## ABOUT THIS TASK
Please repeat the records beneath this task exactly as they appear, but skip the images.

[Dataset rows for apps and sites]
——

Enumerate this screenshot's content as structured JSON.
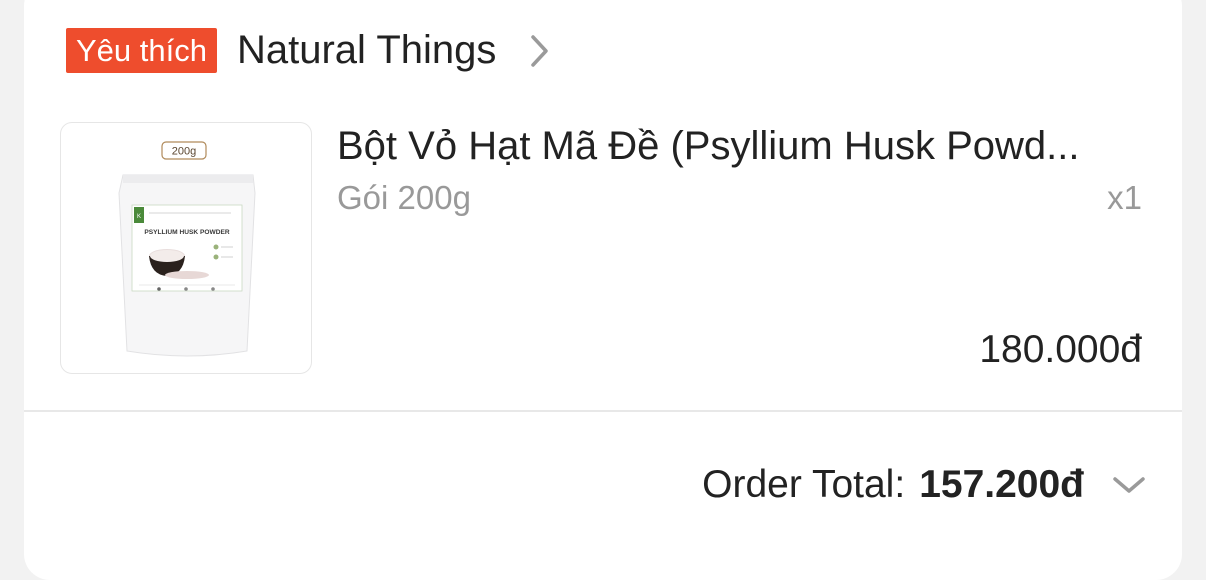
{
  "shop": {
    "badge": "Yêu thích",
    "name": "Natural Things"
  },
  "item": {
    "title": "Bột Vỏ Hạt Mã Đề (Psyllium Husk Powd...",
    "variant": "Gói 200g",
    "quantity": "x1",
    "price": "180.000đ",
    "image": {
      "tag": "200g",
      "label": "PSYLLIUM HUSK POWDER"
    }
  },
  "order": {
    "total_label": "Order Total:",
    "total_value": "157.200đ"
  },
  "colors": {
    "badge_bg": "#ee4d2d",
    "text": "#222222",
    "muted": "#999999"
  },
  "icons": {
    "shop_chevron": "chevron-right-icon",
    "total_expand": "chevron-down-icon"
  }
}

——

## EXERCISE SOLUTION
Enumerate this screenshot's content as structured JSON.
{
  "shop": {
    "badge": "Yêu thích",
    "name": "Natural Things"
  },
  "item": {
    "title": "Bột Vỏ Hạt Mã Đề (Psyllium Husk Powd...",
    "variant": "Gói 200g",
    "quantity": "x1",
    "price": "180.000đ",
    "image": {
      "tag": "200g",
      "label": "PSYLLIUM HUSK POWDER"
    }
  },
  "order": {
    "total_label": "Order Total:",
    "total_value": "157.200đ"
  },
  "colors": {
    "badge_bg": "#ee4d2d",
    "text": "#222222",
    "muted": "#999999"
  },
  "icons": {
    "shop_chevron": "chevron-right-icon",
    "total_expand": "chevron-down-icon"
  }
}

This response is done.